> [WHAT IS NEEDED] From the first record through the last, copy each one exactly.

○ ○ ○

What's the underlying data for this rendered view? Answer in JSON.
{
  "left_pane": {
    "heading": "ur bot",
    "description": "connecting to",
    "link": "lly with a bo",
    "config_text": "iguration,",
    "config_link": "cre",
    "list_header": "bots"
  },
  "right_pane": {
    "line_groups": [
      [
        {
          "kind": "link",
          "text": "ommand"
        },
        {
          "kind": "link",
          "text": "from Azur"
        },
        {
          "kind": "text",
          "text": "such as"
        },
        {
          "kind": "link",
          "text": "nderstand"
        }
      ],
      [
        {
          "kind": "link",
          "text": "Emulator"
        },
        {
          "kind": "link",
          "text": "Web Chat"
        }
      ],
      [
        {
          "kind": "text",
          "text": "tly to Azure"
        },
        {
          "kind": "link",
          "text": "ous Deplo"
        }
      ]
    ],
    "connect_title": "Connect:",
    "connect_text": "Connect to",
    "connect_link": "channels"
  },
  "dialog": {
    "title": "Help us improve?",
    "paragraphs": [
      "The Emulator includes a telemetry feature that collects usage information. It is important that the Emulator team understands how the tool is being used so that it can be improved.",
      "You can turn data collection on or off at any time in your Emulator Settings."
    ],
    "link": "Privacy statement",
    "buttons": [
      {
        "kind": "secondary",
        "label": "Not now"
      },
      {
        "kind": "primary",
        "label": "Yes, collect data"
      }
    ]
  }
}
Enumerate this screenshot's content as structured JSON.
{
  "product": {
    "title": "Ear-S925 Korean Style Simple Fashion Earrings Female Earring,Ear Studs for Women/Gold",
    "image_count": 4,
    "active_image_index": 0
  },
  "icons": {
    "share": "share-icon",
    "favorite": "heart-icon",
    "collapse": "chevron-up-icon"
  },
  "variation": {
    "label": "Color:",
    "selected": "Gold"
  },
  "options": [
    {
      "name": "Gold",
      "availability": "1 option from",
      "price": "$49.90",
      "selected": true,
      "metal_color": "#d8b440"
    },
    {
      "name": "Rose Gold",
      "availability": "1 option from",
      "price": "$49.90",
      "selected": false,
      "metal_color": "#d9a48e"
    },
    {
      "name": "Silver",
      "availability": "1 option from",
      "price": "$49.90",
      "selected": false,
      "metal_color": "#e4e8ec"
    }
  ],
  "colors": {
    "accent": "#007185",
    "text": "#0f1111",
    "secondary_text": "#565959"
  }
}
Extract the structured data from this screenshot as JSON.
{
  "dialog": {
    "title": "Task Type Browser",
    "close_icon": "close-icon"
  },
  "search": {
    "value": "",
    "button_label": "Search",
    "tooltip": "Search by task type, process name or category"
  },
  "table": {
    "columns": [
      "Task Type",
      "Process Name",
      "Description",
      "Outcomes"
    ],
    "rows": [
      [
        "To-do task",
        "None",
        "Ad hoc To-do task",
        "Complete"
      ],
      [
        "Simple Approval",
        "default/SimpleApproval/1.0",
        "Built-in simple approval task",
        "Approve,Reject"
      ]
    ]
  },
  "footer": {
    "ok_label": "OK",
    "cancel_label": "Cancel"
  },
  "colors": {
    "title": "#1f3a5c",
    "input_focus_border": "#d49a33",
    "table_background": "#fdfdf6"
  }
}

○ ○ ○

> [ANSWER TO THIS PROBLEM]
What's the underlying data for this rendered view? Answer in JSON.
{
  "left_pane": {
    "heading": "ur bot",
    "description": "connecting to",
    "link": "lly with a bo",
    "config_text": "iguration,",
    "config_link": "cre",
    "list_header": "bots"
  },
  "right_pane": {
    "line_groups": [
      [
        {
          "kind": "link",
          "text": "ommand"
        },
        {
          "kind": "link",
          "text": "from Azur"
        },
        {
          "kind": "text",
          "text": "such as"
        },
        {
          "kind": "link",
          "text": "nderstand"
        }
      ],
      [
        {
          "kind": "link",
          "text": "Emulator"
        },
        {
          "kind": "link",
          "text": "Web Chat"
        }
      ],
      [
        {
          "kind": "text",
          "text": "tly to Azure"
        },
        {
          "kind": "link",
          "text": "ous Deplo"
        }
      ]
    ],
    "connect_title": "Connect:",
    "connect_text": "Connect to",
    "connect_link": "channels"
  },
  "dialog": {
    "title": "Help us improve?",
    "paragraphs": [
      "The Emulator includes a telemetry feature that collects usage information. It is important that the Emulator team understands how the tool is being used so that it can be improved.",
      "You can turn data collection on or off at any time in your Emulator Settings."
    ],
    "link": "Privacy statement",
    "buttons": [
      {
        "kind": "secondary",
        "label": "Not now"
      },
      {
        "kind": "primary",
        "label": "Yes, collect data"
      }
    ]
  }
}
Enumerate this screenshot's content as structured JSON.
{
  "product": {
    "title": "Ear-S925 Korean Style Simple Fashion Earrings Female Earring,Ear Studs for Women/Gold",
    "image_count": 4,
    "active_image_index": 0
  },
  "icons": {
    "share": "share-icon",
    "favorite": "heart-icon",
    "collapse": "chevron-up-icon"
  },
  "variation": {
    "label": "Color:",
    "selected": "Gold"
  },
  "options": [
    {
      "name": "Gold",
      "availability": "1 option from",
      "price": "$49.90",
      "selected": true,
      "metal_color": "#d8b440"
    },
    {
      "name": "Rose Gold",
      "availability": "1 option from",
      "price": "$49.90",
      "selected": false,
      "metal_color": "#d9a48e"
    },
    {
      "name": "Silver",
      "availability": "1 option from",
      "price": "$49.90",
      "selected": false,
      "metal_color": "#e4e8ec"
    }
  ],
  "colors": {
    "accent": "#007185",
    "text": "#0f1111",
    "secondary_text": "#565959"
  }
}
Extract the structured data from this screenshot as JSON.
{
  "dialog": {
    "title": "Task Type Browser",
    "close_icon": "close-icon"
  },
  "search": {
    "value": "",
    "button_label": "Search",
    "tooltip": "Search by task type, process name or category"
  },
  "table": {
    "columns": [
      "Task Type",
      "Process Name",
      "Description",
      "Outcomes"
    ],
    "rows": [
      [
        "To-do task",
        "None",
        "Ad hoc To-do task",
        "Complete"
      ],
      [
        "Simple Approval",
        "default/SimpleApproval/1.0",
        "Built-in simple approval task",
        "Approve,Reject"
      ]
    ]
  },
  "footer": {
    "ok_label": "OK",
    "cancel_label": "Cancel"
  },
  "colors": {
    "title": "#1f3a5c",
    "input_focus_border": "#d49a33",
    "table_background": "#fdfdf6"
  }
}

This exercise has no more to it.